“Oh Hi John ” I said ” I expect you’re phoning to set up a meeting…”

“No, I’m phoning to fire you.”

I’d never even met him. He was a complete twat as this, and future history (if there is such a thing) went on to prove.

We’d now gone from a prospective income of £12,000 pa to zip; nada; fuck all.

Eight days later Jeana gave birth to our second and third child (the third conception and pregnancy was not some form of record – we had twins).

We were right in the shit then.

Better get some business.

As luck, some would say talent, would have it though we did get some business (Holywood Bowl) and some more (The Blood Transfusion Service) and some more (Smiths Menswear) and some more (Sinclairs Criminal Lawyers) so that by Christmas we had our first six commercials on air. We made a handsome profit in year one and paid off our personal debts.

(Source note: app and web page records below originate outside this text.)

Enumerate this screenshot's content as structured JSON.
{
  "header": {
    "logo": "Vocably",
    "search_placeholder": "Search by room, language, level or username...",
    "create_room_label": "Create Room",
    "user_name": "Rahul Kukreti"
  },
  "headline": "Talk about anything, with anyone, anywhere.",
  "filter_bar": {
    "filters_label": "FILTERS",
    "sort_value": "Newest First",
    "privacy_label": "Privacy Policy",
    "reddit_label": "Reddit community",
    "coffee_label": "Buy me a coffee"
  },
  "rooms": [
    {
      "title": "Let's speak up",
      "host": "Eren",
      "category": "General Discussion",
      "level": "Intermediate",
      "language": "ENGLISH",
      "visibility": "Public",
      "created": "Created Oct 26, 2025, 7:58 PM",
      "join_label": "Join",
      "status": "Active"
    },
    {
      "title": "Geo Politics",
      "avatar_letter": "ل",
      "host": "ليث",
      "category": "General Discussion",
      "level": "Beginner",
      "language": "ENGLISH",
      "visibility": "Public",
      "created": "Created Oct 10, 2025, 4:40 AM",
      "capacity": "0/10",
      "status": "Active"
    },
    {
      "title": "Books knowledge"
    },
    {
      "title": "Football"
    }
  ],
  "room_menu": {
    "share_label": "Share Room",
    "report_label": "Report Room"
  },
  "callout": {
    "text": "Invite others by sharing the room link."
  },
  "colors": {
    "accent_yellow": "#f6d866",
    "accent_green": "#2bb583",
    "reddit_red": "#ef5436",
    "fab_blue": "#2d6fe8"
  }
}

We never drew down the start up capital and things just went from good to better.

One year, I can’t remember exactly when, we had nine nominations at the Scottish Ad Awards and every single one of them won a Gold, meaning that we tied with The Lieth Agency as the top award winners. They were lucky to escape with a tie because we were better.

At times we were cocky bastards. At times we weren’t. (I can’t remember when though.)

But gradually we got bigger and bigger. We won multi-million pound accounts that sucked the energy and, to be honest, the creativity out of us. We became like the establishment that we felt so superior about.

I got bored.

I left in 2003.

But, you know what, those times were, on the whole, the best. I made my bravest, and most foolish, clientesque decisions.

Picture the scene. David and Adrian, having been briefed by me to write a series of commercial virals selling 1576, present me with five scripts with a man dressed up as a six foot penis trying to perform office and day-to-day functions in the guise of a rubbish marketing director (most obscene of all was the penis going for a piss) and I said

“Fabulous, hilarious, it will really stand out!”

It did.

Not for good reasons.

Ruth’s Bar, the Friday night swalley, was a hoot – because it was a “free” night out with your mates – and believe me, 1576 were my mates. Every last bloody one of them.

I loved, really loved, the people I worked with. We all cried when I left. Many of us cried last night too (I’m sure) when we learned that cocky, creative, amazing, get it up ya, 1576 was no more.

A very sad day and my heart goes out to David and all the team that were there at the end.

In an ironic, but wonderful, postscript one of the undoubted heroes of 1576, Mimi, gave birth to a baby girl, her first, yesterday afternoon, almost to the second that 1576 shut its doors for the last time.

Life’s an odd thing is it not?

1576

1/9/94 – 7/2/08